With All Souls MacDonald writes a gripping memoir about his life growing up in the Old Colony housing projects in South Boston, a predominantly white Irish Catholic neighborhood. He writes about the crime, drugs and violence in his neighborhood in the years following Boston's busing riots, and of his brothers and sisters, many of whom fell prey to drugs, crime, and suicide. The book introduces his mother, Helen King (Ma), a feisty woman who raised her ten children while living in the projects. (An eleventh child died in infancy.) Additionally, the book often mentions Whitey Bulger, a gangster and FBI informant in Southie, who brought the drug trade into the neighborhood, contributing to the deaths of hundreds of young people due to suicides, murders, and overdoses. Despite all that is bad, MacDonald writes about how proud and loyal the residents were to be from Southie, excluding MacDonald himself who admits in the book he told those he met that he was from Dorchester and how some of the best elements of the neighborhood have been wiped out along with the worst due to gentrification.
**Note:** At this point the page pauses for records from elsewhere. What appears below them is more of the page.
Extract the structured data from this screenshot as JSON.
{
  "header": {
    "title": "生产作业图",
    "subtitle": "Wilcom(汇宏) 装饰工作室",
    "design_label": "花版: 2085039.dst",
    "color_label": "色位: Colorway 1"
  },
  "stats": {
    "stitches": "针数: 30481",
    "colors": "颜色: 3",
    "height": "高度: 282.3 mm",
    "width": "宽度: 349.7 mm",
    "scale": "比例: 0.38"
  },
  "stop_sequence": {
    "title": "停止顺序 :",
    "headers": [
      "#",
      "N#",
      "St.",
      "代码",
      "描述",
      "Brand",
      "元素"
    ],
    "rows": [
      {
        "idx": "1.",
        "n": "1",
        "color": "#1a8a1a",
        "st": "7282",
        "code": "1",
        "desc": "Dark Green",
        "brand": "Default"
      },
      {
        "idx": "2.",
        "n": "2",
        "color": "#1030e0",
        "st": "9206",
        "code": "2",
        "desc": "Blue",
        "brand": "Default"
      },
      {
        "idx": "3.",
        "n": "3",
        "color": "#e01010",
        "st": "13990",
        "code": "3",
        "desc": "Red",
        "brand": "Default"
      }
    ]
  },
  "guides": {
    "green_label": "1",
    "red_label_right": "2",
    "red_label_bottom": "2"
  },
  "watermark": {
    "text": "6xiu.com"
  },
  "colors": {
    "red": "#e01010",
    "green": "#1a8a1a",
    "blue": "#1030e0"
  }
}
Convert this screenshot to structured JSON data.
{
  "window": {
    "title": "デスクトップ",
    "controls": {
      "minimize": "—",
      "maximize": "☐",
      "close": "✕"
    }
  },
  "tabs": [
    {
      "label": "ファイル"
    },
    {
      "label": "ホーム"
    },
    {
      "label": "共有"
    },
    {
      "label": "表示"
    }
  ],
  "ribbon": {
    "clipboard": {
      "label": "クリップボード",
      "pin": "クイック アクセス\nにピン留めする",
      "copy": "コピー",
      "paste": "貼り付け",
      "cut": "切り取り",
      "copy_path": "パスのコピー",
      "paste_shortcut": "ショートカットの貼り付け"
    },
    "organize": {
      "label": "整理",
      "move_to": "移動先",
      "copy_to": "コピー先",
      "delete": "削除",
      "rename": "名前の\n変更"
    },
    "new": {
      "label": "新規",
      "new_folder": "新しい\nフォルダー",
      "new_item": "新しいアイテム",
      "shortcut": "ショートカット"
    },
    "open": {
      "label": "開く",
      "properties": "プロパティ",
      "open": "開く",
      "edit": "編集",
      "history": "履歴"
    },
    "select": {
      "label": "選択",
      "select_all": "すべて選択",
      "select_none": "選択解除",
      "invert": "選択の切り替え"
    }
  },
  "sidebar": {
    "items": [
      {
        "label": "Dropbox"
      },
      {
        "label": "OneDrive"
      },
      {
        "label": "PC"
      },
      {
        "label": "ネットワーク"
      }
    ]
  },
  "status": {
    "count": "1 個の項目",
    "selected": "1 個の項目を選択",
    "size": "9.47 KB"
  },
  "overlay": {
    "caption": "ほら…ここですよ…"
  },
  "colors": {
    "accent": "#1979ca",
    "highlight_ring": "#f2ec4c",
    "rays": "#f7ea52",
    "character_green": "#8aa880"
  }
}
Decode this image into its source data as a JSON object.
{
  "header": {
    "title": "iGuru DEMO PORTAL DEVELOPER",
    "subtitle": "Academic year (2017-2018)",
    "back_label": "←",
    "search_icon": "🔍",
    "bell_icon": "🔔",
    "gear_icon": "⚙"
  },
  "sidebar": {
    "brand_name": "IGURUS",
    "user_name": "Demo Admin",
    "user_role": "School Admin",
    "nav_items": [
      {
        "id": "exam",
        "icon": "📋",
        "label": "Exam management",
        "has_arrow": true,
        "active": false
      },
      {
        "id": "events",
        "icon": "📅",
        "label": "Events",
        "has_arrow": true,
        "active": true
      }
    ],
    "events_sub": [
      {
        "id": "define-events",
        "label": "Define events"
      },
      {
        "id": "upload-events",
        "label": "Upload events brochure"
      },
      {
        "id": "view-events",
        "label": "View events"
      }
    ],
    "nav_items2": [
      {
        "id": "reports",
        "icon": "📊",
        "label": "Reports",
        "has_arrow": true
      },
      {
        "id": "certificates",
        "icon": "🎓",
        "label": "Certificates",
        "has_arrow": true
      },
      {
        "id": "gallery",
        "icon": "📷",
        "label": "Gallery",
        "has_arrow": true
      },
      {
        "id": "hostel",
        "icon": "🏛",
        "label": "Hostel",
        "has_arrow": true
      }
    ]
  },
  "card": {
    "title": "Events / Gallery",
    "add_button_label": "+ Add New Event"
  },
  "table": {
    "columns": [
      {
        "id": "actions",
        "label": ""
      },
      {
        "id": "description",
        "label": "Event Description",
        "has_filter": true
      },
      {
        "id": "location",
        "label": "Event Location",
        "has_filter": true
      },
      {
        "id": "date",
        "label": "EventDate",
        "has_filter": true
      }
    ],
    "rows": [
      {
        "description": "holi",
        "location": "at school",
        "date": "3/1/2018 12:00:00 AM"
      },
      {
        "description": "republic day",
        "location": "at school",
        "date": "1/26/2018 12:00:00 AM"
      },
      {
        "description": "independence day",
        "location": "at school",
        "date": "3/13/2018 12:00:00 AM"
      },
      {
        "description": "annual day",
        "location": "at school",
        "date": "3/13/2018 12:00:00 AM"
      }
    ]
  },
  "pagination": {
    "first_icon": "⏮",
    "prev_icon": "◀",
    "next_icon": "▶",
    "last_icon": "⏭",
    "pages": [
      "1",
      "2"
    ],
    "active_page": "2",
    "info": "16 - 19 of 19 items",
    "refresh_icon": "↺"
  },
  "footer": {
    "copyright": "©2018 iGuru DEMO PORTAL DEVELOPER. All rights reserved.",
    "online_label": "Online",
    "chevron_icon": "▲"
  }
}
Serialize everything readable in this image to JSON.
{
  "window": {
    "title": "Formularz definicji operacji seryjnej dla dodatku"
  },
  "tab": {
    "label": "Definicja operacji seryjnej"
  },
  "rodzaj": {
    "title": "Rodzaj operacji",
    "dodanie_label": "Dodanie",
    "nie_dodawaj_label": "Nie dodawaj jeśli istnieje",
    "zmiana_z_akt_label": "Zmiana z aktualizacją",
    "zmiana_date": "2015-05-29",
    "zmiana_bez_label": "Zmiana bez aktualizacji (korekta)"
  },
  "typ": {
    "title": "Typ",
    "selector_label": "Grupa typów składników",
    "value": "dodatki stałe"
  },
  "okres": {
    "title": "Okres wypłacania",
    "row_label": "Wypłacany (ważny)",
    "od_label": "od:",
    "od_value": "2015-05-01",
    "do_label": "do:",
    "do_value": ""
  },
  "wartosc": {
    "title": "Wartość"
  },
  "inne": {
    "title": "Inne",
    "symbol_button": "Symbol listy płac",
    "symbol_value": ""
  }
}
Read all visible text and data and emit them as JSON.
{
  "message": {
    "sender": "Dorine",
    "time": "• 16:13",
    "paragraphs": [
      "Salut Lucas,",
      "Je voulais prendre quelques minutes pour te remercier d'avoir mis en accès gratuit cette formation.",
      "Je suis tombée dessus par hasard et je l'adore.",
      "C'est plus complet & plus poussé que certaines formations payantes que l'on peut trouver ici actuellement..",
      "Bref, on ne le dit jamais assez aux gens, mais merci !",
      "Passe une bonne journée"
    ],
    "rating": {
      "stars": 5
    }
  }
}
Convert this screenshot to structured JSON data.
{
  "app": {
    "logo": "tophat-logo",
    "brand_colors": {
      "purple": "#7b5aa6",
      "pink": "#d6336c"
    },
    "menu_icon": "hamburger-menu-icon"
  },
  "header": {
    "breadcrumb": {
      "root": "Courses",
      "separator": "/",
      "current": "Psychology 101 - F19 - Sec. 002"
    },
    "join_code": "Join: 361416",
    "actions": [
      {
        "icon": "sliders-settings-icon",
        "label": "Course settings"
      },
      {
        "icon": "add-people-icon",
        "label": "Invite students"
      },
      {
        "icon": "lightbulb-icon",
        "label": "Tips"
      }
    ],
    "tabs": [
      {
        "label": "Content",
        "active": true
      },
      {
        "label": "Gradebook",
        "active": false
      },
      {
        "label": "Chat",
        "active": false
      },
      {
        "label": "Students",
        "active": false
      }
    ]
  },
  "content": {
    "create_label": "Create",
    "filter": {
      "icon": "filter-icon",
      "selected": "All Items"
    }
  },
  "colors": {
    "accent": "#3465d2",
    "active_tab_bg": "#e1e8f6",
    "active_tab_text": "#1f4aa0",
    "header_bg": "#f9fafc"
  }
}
Easter Rising: An Irish American Coming Up from Under[edit]

Released in October 2006, Easter Rising: An Irish American Coming Up from Under continues Michael Patrick MacDonald's personal story. It tells of his path out of Southie, and the history of the 1980s punk subculture, punk ideologies, and post-punk music scenes. In addition, he speaks of meeting older family members.[2]

References[edit]

  1. ^ Kahn, Joseph (2000-03-16). "The Man Who Opened the Windows and Screamed". The Boston Globe (Boston Globe). Retrieved 2011-10-06. 
  2. ^ Atkinson, Jay (2006-10-08). "Making his way out of Southie". The Boston Globe (Boston.com). Retrieved 2007-12-02. 

External links[edit]